    Laughable isn’t it. Notice the bad news is all from computer models and calculations. That real world data just won’t play ball and the BBC seems incapable of seeing this.
    Having had their noses rubbed in real world data, some way must be found to keep the fear levels up. Hence comments like this in the article:
    ‘Polar ice has a tremendous capacity to cause massive rises – with huge potential impacts on coastal cities and communities around the world.’ It certainly does.
    They are having to cherry pick comments extremely carefully in order to maintain the bad news flow. When the article says,
    ‘”We can now say for sure that Antarctica is losing ice and we can see how the rate of loss from Greenland is going up over the same period as well,” he added.’ They mean some bits of Antarctica as other bits are gaining ice and the net effect is an increase. What does NASA think, read here:
    Dear BBC, how about another article about that 97% consensus.


    • johnnythefish says:

      Just some approximation of reality from the BBC would make a very welcome change.

      They ARE The Ministry of Truth.


  7. John Anderson says:

    Harrabin was more fraudulent than ever – not just selectively quoting but actively misquoting.

    On a complex topic like climate change – spread over 3 programmes – we should be entitled to a logical progression of topics, of arguments. But Harrabin deliberately played it like a pinball machine, he kept the ball whizzing around so fast you could not easily see how misleading his arguments were.

    Harrabin and the BBC’s treatment of this whole issue is a public disgrace.

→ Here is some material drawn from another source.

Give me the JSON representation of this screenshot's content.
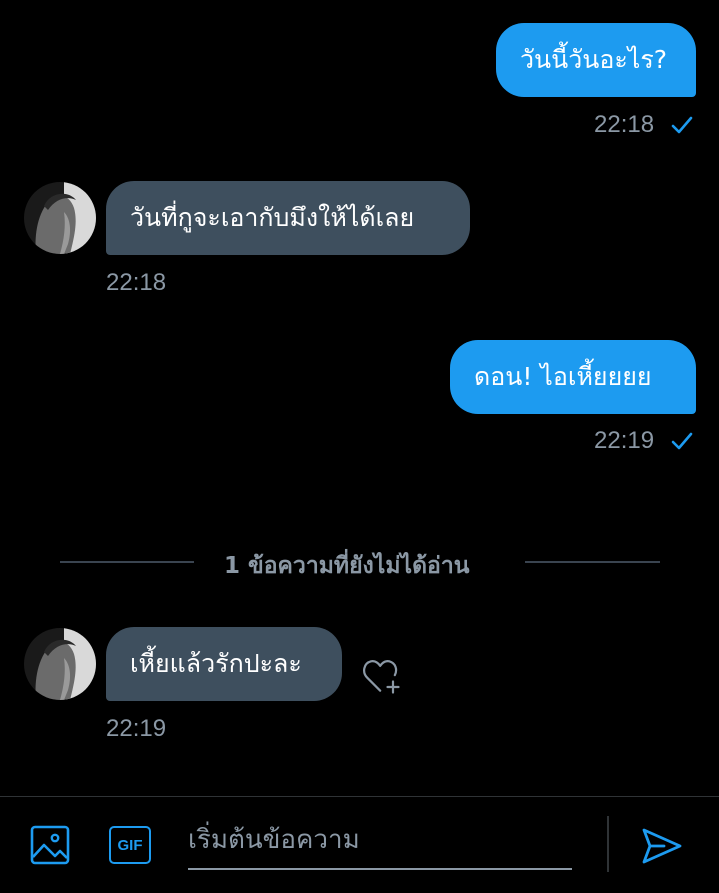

    He is neither a scientist nor an economist – but he pretends to present science and the economic effects of climate-oriented policies. The man is a total charlatan.